The Society has a security focused Chapter and I would like to have them lead the effort in getting our membership to be actively using and deploying cryptography in all aspects of what we all do. Privacy and security has to be front and centre in the minds and way of life of our members. This will have a multiplier effect in raising the awareness and use of cryptography across all of the citizenry. Some would say that it is a challenging task. I say that it is an easy task. We need to try.

I have provided a snippet above on why I am running. I hope this is inspiring enough for you to consider voting for me at the AGM.

Note: If you are not able to attend the AGM, I will be pleased to carry your vote as a proxy. Please send me (harish dot pillay AT scs dot org dot sg) your name, membership number and membership grade and I will get in touch with you to get the proxy forms signed and delivered to the SCS by 5pm on Wednesday 27th March 2019.

“All of humanity’s problems stem from man’s inability to sit quietly in a room alone.” – Blaise Pascal

This. There was a time when I was so happy to be able to connect to the Internet with my mobile phone by dialing-in into the ISP. I remember on a trip to Tel Aviv, Israel in 2000, a colleague SMSed me from Singapore (remember SMS?), that there was a problem with name resolution of the service we were providing. He had updated something in the table and after that, the DNS was not resolving and could not figure out why. I was the CTO of that organization and it was cool to be able to fix operational technical issues.

I was in a cab on my way to a meeting when the SMS came in. I plugged in the Nokia proprietary data cable for my Nokia phone – 6210. The cable had a 9-pin RS-232 serial port which went into my laptop. With that setup, I then fired up minicom (the laptop was running Red Hat Linux 6.1 I think), dialed in the local ISP in Israel (as part of the “roaming” for ISP dialups), ssh‘ed into the server, checked the DNS named files, found the issue (a missing trailing “.” after a domain name), restarted named and viola, all’s well. What a thrill that was. Thousands of kilometers away, but still able to fix an issue remotely, via the mobile phone connection on a laptop, in a cab.

I was pretty pleased to have been able to make something happen successfully.

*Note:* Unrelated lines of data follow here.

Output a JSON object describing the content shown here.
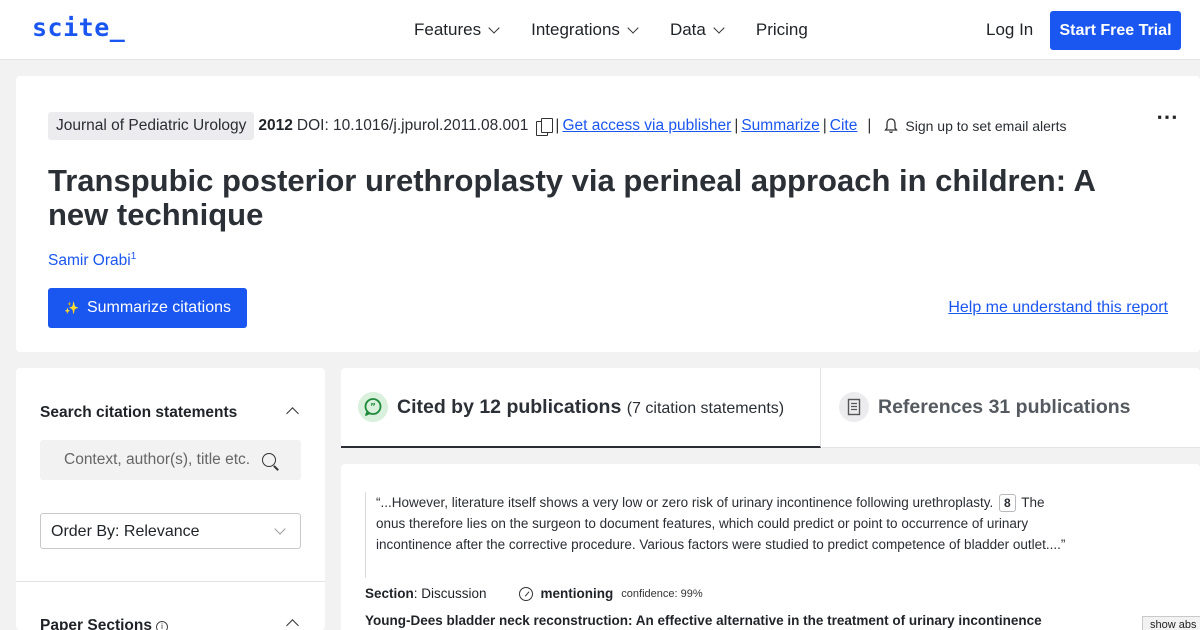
{
  "nav": {
    "logo": "scite_",
    "links": [
      "Features",
      "Integrations",
      "Data",
      "Pricing"
    ],
    "login": "Log In",
    "trial": "Start Free Trial"
  },
  "paper": {
    "journal": "Journal of Pediatric Urology",
    "year": "2012",
    "doi": "DOI: 10.1016/j.jpurol.2011.08.001",
    "access_link": "Get access via publisher",
    "summarize_link": "Summarize",
    "cite_link": "Cite",
    "alert_text": "Sign up to set email alerts",
    "title": "Transpubic posterior urethroplasty via perineal approach in children: A new technique",
    "author": "Samir Orabi",
    "author_sup": "1",
    "summarize_button": "Summarize citations",
    "help_link": "Help me understand this report"
  },
  "sidebar": {
    "search_title": "Search citation statements",
    "search_placeholder": "Context, author(s), title etc.",
    "order_by": "Order By: Relevance",
    "sections_title": "Paper Sections"
  },
  "tabs": {
    "cited_label": "Cited by 12 publications",
    "cited_sub": "(7 citation statements)",
    "references_label": "References 31 publications"
  },
  "citation": {
    "quote_part1": "“...However, literature itself shows a very low or zero risk of urinary incontinence following urethroplasty.",
    "ref_num": "8",
    "quote_part2": "The onus therefore lies on the surgeon to document features, which could predict or point to occurrence of urinary incontinence after the corrective procedure. Various factors were studied to predict competence of bladder outlet....”",
    "section_label": "Section",
    "section_value": ": Discussion",
    "type": "mentioning",
    "confidence": "confidence: 99%",
    "next_title": "Young-Dees bladder neck reconstruction: An effective alternative in the treatment of urinary incontinence",
    "show_abstract": "show abs"
  },
  "colors": {
    "brand": "#1a56f0",
    "cited_icon_bg": "#d9f0dd",
    "cited_icon_fg": "#1e8a3a"
  }
}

I felt like a hero.

Why am I relating this story?

I do wonder how I would have managed this technical issue if I did not have Internet access the way I had then. Today, being on the Internet is the default. 24/7 is the norm. When are you not connected?

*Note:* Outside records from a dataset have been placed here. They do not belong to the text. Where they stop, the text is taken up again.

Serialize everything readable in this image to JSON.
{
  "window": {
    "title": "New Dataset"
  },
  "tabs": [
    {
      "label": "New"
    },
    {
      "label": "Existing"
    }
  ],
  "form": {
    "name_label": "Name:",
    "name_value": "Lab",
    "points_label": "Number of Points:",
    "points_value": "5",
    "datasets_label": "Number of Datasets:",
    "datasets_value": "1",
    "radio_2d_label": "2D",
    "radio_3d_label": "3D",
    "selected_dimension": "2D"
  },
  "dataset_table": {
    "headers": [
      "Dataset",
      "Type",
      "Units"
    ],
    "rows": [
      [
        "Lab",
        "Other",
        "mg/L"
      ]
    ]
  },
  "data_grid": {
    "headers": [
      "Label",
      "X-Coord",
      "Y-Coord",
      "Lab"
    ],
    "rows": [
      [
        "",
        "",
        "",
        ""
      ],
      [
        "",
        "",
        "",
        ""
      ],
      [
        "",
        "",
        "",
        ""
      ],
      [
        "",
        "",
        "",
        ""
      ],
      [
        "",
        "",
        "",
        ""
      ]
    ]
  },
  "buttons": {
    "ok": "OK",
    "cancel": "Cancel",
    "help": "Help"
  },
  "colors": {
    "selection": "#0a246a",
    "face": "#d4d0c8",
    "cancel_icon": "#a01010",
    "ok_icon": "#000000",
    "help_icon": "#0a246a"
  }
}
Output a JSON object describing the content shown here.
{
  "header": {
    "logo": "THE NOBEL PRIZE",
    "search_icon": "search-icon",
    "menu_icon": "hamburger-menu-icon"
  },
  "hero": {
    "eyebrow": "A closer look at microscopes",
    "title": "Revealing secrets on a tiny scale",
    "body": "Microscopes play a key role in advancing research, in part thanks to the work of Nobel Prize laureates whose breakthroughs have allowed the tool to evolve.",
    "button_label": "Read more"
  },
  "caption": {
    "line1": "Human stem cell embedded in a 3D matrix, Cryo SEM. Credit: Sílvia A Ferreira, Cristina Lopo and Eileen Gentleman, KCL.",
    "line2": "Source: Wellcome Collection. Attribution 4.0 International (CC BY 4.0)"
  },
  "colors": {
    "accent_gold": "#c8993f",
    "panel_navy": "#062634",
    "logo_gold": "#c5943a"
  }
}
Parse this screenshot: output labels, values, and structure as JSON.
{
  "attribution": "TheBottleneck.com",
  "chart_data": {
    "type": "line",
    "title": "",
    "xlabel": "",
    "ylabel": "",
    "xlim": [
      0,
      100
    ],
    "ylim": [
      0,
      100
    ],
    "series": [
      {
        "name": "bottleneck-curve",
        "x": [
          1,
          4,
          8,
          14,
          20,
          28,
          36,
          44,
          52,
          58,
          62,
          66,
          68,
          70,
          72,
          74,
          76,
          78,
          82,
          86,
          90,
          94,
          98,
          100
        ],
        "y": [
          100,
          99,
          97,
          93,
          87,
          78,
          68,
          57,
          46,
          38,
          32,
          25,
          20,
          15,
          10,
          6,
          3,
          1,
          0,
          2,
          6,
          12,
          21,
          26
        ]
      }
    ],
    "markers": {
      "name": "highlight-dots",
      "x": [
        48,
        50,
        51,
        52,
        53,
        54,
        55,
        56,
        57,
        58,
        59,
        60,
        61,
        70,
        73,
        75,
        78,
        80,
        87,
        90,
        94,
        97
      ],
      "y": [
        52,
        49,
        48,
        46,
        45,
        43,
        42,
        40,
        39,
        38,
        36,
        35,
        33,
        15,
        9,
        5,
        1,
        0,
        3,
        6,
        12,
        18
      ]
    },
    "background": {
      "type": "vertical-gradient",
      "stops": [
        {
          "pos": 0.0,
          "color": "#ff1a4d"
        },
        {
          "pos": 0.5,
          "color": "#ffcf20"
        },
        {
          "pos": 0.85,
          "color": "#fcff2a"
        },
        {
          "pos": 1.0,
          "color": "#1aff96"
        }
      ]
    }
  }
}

I have come across Blaise Pascal’s quote many times before, but today it made particular sense to me. As I have noted in a previous blog post – A Simple Life Hack – I turn off my mobile data on my phone when I am moving around – in a bus, car etc. I turn it on only when I need to. I have setup the wireless on the phone to connect automatically to Wireless@SGx, so when I am the MRT stations, I get connected to the net.

This disconnectedness is really wonderful. Some people go for “digital detox“. That’s not what I am suggesting. I am suggesting a deliberate and thoughful disconnection from the online world for shor durations of time. Eventually, by doing this, I’ve found that I am really not missing the constant barrage of chatter and information. I am (re)discovering the world around me.

I am able to revisit my own thoughts, roam around the place I am at, and be able to be in the moment, being mindful. I truly like that.

I like it because it is now a deliberate action on my part and I see and observe things around me that I would have missed. Lots of things are happening around you. If you choose to observe, see, listen, smell, you’ll learn some. You’ll probably smile. Not everything happens online – to state a truism.

If you do not get to sit quietly in a room and contemplate – heck, even navel gaze – I think Pascal’s observation will be spot on.

What happened today? Well, I have been trying to figure out how to use a regular scanner to scan photo negatives. negative-scanning-mediumIt was in the 30 minute bus ride home, disconnected from the Internet, that I came up with the solution.  I will write that up and post once I’ve built it.

If you are reading this on my mobile phone (thanks btw), go turn off your mobile data, put the phone back in your pocket, look around, be mindful and live in the moment.